I wrote an essay for EdSource last month arguing that California - or any state adopting the Next Generation Science Standards (GSS) - would be wise to add specific factual knowledge to the new standards during the implementation process.
The NGSS are disappointingly lacking in scientific content, which they de-emphasize in favor of more general scientific thinking skills and "practices".
One point that's worth elaborating on is that it's not entirely clear what good science assessments look like when science standards are very vague on the details of what factual knowledge students should acquire in school.
There's an unfortunate tendency among many science educators to assume that specific knowledge isn't all that important, and that we should really be aiming to assess "higher-order" scientific thinking skills anyway.
In practice, however, that's easier said than done.
To see why, it's helpful to look at recent attempts to assess "technology and engineering literacy" by the National Assessment of Educational Progress. The purpose of the Technology and Engineering Literacy (TEL) assessment is to measure whether students are able to apply engineering principles - as opposed to specific knowledge - to real-life situations.
A few months back the TEL team released a sample assessment item meant to show how such a test might work.
If you're interested in assessment I encourage you to check it out because while it ostensibly represents the promise of "authentic" assessment of "21st century critical thinking skills", it's not obvious - at least to me - whether it's assessing much of interest.
The test item is an elaborate, interactive, animated scenario challenging you to help fix a water pump that a small village depends on for its livelihood.
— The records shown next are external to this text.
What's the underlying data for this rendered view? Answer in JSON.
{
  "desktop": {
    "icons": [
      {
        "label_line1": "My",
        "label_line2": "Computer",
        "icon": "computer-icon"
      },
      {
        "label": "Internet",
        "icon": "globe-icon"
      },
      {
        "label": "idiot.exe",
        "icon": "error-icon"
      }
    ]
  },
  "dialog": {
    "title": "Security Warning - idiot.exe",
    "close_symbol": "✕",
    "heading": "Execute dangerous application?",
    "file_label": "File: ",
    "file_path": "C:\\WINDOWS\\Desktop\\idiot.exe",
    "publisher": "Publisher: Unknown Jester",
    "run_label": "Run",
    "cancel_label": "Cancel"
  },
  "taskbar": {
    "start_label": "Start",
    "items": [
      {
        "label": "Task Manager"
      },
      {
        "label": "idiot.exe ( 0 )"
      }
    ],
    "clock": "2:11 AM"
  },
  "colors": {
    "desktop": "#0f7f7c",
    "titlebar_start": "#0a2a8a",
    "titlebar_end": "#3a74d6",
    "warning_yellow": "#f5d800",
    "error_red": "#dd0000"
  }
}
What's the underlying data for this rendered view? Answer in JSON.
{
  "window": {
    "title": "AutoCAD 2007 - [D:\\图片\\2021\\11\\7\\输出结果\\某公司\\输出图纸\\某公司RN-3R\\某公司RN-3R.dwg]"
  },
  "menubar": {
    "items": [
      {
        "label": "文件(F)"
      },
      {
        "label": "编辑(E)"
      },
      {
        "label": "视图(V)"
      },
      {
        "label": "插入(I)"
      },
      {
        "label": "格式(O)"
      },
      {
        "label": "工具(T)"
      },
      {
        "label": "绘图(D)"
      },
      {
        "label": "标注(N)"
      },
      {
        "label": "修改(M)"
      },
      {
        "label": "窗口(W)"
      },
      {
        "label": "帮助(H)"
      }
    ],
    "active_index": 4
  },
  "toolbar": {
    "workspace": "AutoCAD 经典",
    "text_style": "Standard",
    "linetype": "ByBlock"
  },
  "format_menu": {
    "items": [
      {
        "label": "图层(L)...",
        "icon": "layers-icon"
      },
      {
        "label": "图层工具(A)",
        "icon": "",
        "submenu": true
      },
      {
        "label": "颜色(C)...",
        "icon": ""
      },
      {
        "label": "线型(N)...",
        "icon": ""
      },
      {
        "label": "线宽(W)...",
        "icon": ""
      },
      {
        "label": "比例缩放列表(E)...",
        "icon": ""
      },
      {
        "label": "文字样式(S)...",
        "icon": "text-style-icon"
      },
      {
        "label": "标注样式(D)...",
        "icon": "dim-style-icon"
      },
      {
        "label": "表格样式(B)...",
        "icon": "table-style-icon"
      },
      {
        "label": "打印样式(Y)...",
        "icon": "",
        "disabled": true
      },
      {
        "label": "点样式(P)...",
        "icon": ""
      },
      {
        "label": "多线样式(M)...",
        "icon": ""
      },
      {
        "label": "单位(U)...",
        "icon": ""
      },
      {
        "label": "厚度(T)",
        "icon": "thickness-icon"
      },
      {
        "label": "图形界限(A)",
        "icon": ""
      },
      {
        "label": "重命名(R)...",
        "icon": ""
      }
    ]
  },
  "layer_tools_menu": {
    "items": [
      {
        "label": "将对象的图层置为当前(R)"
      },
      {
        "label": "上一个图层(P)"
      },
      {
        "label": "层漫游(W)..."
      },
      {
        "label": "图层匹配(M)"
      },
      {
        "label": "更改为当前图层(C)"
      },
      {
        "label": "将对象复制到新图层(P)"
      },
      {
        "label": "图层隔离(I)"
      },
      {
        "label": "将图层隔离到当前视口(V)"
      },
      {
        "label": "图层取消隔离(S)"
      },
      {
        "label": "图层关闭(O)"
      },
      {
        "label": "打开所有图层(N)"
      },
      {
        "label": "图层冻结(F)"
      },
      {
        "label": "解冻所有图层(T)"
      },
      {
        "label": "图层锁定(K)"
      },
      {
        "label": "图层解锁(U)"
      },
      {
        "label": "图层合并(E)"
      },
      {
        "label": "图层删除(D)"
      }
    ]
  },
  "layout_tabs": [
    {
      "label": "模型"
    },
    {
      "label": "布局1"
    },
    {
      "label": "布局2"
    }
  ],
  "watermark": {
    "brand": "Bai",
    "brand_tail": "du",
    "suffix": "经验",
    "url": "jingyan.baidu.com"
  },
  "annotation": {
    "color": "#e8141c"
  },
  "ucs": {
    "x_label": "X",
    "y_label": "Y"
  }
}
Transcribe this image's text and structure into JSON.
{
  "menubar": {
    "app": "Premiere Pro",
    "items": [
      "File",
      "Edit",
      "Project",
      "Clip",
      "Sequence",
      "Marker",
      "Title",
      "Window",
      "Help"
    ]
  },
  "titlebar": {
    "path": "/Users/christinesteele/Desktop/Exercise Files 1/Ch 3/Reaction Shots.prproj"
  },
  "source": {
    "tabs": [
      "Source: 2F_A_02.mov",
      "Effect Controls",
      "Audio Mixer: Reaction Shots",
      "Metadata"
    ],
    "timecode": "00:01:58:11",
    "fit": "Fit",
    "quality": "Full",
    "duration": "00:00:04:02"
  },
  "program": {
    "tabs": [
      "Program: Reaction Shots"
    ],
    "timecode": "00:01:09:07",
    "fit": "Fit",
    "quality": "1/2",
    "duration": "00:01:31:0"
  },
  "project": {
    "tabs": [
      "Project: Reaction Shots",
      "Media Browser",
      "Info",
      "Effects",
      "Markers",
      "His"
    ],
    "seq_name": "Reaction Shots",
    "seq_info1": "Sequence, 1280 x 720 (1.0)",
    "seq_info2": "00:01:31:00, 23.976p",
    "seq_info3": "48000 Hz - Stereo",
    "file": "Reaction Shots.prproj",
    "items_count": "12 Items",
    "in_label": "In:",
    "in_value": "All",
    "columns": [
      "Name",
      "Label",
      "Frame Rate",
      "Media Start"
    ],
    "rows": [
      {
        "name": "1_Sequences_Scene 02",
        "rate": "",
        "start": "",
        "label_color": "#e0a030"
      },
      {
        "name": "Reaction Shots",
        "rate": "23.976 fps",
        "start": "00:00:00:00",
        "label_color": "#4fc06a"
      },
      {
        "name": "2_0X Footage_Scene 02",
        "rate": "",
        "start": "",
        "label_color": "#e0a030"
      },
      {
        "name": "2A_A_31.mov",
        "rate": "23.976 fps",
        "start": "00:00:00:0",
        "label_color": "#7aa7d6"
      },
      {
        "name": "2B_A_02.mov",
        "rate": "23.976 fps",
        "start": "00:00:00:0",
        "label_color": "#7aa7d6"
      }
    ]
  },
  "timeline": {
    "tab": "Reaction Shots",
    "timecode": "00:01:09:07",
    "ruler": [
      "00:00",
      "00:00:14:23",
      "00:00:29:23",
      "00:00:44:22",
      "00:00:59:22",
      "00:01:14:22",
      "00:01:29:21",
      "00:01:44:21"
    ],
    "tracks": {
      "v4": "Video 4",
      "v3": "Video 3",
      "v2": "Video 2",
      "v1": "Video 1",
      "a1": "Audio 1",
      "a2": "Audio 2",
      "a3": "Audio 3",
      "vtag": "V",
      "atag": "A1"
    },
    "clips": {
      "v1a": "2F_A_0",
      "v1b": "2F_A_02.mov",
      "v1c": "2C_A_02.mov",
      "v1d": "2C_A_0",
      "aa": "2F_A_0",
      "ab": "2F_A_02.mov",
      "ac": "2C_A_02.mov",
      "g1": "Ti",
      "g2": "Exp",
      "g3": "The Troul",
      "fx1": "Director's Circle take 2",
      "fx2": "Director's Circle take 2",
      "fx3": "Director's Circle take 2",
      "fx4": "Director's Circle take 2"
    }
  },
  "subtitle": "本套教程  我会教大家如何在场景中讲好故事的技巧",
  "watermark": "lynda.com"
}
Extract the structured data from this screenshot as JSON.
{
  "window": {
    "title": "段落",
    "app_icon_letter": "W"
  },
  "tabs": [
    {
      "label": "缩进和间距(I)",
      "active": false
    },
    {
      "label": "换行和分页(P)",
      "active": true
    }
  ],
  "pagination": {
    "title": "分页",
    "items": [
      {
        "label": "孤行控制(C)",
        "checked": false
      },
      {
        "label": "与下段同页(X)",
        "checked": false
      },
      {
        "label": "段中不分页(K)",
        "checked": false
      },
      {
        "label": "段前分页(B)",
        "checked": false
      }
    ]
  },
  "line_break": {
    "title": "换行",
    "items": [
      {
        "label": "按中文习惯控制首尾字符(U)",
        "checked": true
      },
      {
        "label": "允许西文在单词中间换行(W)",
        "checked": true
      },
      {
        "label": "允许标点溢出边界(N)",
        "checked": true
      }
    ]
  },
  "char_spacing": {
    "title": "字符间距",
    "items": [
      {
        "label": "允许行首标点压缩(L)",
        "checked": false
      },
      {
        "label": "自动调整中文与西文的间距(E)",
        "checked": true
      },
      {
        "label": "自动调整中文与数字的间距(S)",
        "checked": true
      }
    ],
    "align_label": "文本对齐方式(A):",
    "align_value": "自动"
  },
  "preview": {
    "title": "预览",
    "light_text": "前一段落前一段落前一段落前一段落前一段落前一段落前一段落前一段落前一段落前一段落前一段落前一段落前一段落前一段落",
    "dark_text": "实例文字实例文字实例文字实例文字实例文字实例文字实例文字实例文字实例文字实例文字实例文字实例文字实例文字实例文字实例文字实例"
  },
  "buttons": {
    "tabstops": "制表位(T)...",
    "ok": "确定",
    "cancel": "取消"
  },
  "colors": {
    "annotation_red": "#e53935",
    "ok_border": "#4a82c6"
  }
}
Crucially, the test deliberately does not assume or require that you know much of anything about pumps or water. In a nod to the importance of such knowledge, the animation goes on at some length about how pumps work and how to determine the particular problem troubling this particular pump.
But because the test assumes little specific knowledge, the result for test-taker is a lot of reading and very little thinking. The task can be successfully completed by following the on-screen directions, which is tantamount to reading a straightforward troubleshooting guide from the defective pump's user manual.
Arguably, the ability to follow simple, step-by-step directions represents a sort of 'technological literacy", but once the required factual knowledge is stripped away that literacy seems a great deal less impressive.
And so it is likely to be with assessments targeting "scientific thinking". In the absence of clearly-defined, required factual knowledge, such tests are likely to seem rigorous in theory but banal in practice.
Of course, the Next Generation Science Standards are not entirely void of factual content. They are, however, often sufficiently vague that we should be worried about what the yet-to-be-designed tests will look like. - PB (@MrPABruno) (image source)